You are a new hire at a company or a current employee charged with starting a customer reference & advocacy program. 

The first thing that comes to your mind is—where do I start?

Save yourself some time and a few headaches by reviewing these top 5 pitfalls to avoid: 

1. Creating the Program Without Executive Support

Many customer reference programs are created out of necessity. It may begin with a request from a prospect to speak with a customer, or you need a customer to speak at a field marketing event. 

It is easy to get caught up in the ‘sense of urgency’ in helping with these kinds of requests. Staying reactive, however, doesn’t allow you to take a step back to lay out a strategic plan to bring internal stakeholders together around a common goal – the Customer.

Even when you are hired into a company with the specific purpose of creating a customer reference and advocacy program, you cannot assume that there is executive support to drive the change and garner the resources necessary to be successful. 

What you can expect is that there is a desire for you to put a plan to paper and rally the internal troops. Include an executive sponsor in your plan – you will be glad you did!

2. Implementing the Latest Reference Management Technology Before Your Program Framework Is in Place

Let’s say you have avoided pitfall #1 and you have executive support and have secured a budget to start the program. What’s next? 

Save yourself time and expense of getting the latest technology before you have a program framework in place. By technology, I mean a database to house the customer information you will capture as you enroll customers in your program.

A database requires continual attention – it needs to live and breathe, meaning someone needs to ensure the data is recent and accurate, as this creates trust with your internal stakeholders. A database that is integrated with other internal systems can also drive efficiencies for you and your program, including reporting.

I have learned about this pitfall from my own experience.
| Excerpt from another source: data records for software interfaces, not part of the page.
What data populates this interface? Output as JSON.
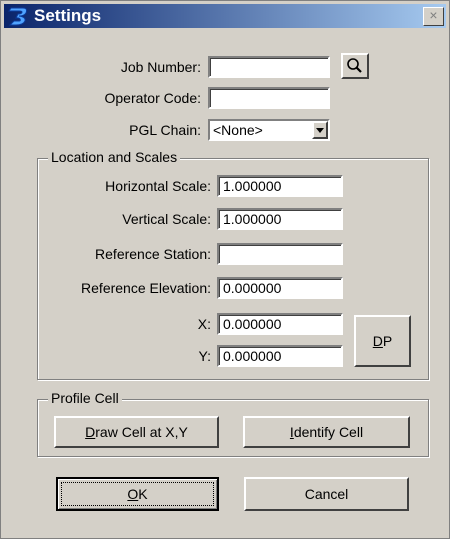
{
  "window": {
    "title": "Settings",
    "close_glyph": "×"
  },
  "job": {
    "label": "Job Number:",
    "value": ""
  },
  "operator": {
    "label": "Operator Code:",
    "value": ""
  },
  "pgl": {
    "label": "PGL Chain:",
    "selected": "<None>"
  },
  "location_group": {
    "legend": "Location and Scales",
    "horizontal": {
      "label": "Horizontal Scale:",
      "value": "1.000000"
    },
    "vertical": {
      "label": "Vertical Scale:",
      "value": "1.000000"
    },
    "ref_station": {
      "label": "Reference Station:",
      "value": ""
    },
    "ref_elevation": {
      "label": "Reference Elevation:",
      "value": "0.000000"
    },
    "x": {
      "label": "X:",
      "value": "0.000000"
    },
    "y": {
      "label": "Y:",
      "value": "0.000000"
    },
    "dp_button": {
      "mnemonic": "D",
      "rest": "P"
    }
  },
  "profile_group": {
    "legend": "Profile Cell",
    "draw_button": {
      "mnemonic": "D",
      "rest": "raw Cell at X,Y"
    },
    "identify_button": {
      "mnemonic": "I",
      "rest": "dentify Cell"
    }
  },
  "footer": {
    "ok": {
      "mnemonic": "O",
      "rest": "K"
    },
    "cancel": "Cancel"
  },
  "icons": {
    "app": "geopak-icon",
    "search": "magnifier-icon",
    "dropdown": "down-arrow-icon"
  }
}
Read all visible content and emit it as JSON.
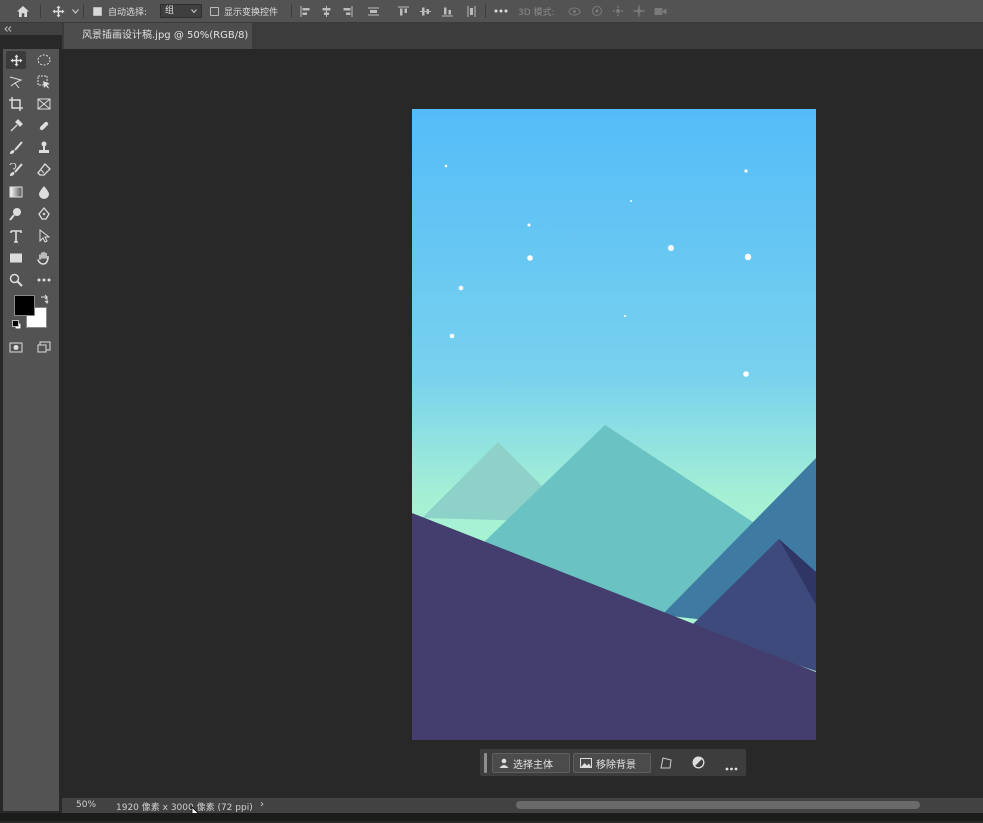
{
  "options_bar": {
    "auto_select_label": "自动选择:",
    "auto_select_value": "组",
    "show_transform_label": "显示变换控件",
    "three_d_mode_label": "3D 模式:",
    "auto_select_checked": true,
    "show_transform_checked": false
  },
  "document": {
    "tab_title": "风景插画设计稿.jpg @ 50%(RGB/8)"
  },
  "context_bar": {
    "select_subject": "选择主体",
    "remove_background": "移除背景"
  },
  "status": {
    "zoom": "50%",
    "doc_info": "1920 像素 x 3000 像素 (72 ppi)",
    "arrow": "›"
  },
  "colors": {
    "foreground": "#000000",
    "background": "#ffffff",
    "sky_top": "#54bcf8",
    "sky_bottom": "#b0f7d0",
    "ground": "#433e6d"
  }
}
I was hired to set up the framework, including technology, to support the relaunch of a customer reference and advocacy program. 

The company had a database in place that housed the customer reference data with a few workflows set up with the sales CRM tool. It was only being widely used within the customer reference team.

I was at a cross-road: option A – uninstall the software and reinstall once the program framework was in place, or option B – forge ahead and re-configure the technology to fit the requests made by the internal stakeholders. We chose option B given our desired launch date. In the end, I wished we had gone with option A.

Think in terms of people, then processes, then technology. Learn how to build a program foundation first, work out any kinks, and then you are ready to automate.

3. Launching the Program with No Communication or Promotional Plan 

Have you heard the saying, ‘If you build it, they will come’? Sounds great, even easy but is this the best approach? How can the program grow or be successful if few people know about it?

Getting to a launchable program, has taken a lot of time and energy. There were many people who may have assisted you to this moment. This is the time to be shouting from the rooftops!

If people see you have thought out the program and its communication, then the sales teams are more likely to introduce you to their customers, who will be the heart of the Program.

4. Underestimating What Is Needed for Program Success

A customer reference and advocacy program, once launched, can become never-ending in the opportunities you have to offer your happy customers to engage with your brand. This is a great problem to have, right? 


This comes from offering too many activities in your program that do not match the few resources you have to follow up on the requests from internal stakeholders or engage with your customers. Before you know it, you are working 60+ hours per week and there is no end in sight. 

Setting goals and the metrics by which you will measure program success go a long way in gaining support by executives, as well as other internal stakeholders. Don’t be shy about reporting your program results and do so regularly. 

Reporting is an opportunity to level-set expectations and grow or realign your resources for success.

5. Thinking You Are Alone in the Journey to Create a Customer Reference and Advocacy Program 

In the last ten years, the customer marketing field, including customer reference and advocacy programs, has become an increasingly recognized, must-have discipline in many organizations. If you have accepted the challenge of creating such a program for your organization avoid the pitfall of thinking you have to come up with all the ideas by yourself.

Ultimately, you are not alone in this journey and many have come before you whom you can tap for guidance. Join a LinkedIn group or #customerreference or #customeradvocacy on LinkedIn and explore the possibilities to connect with like-minded peers.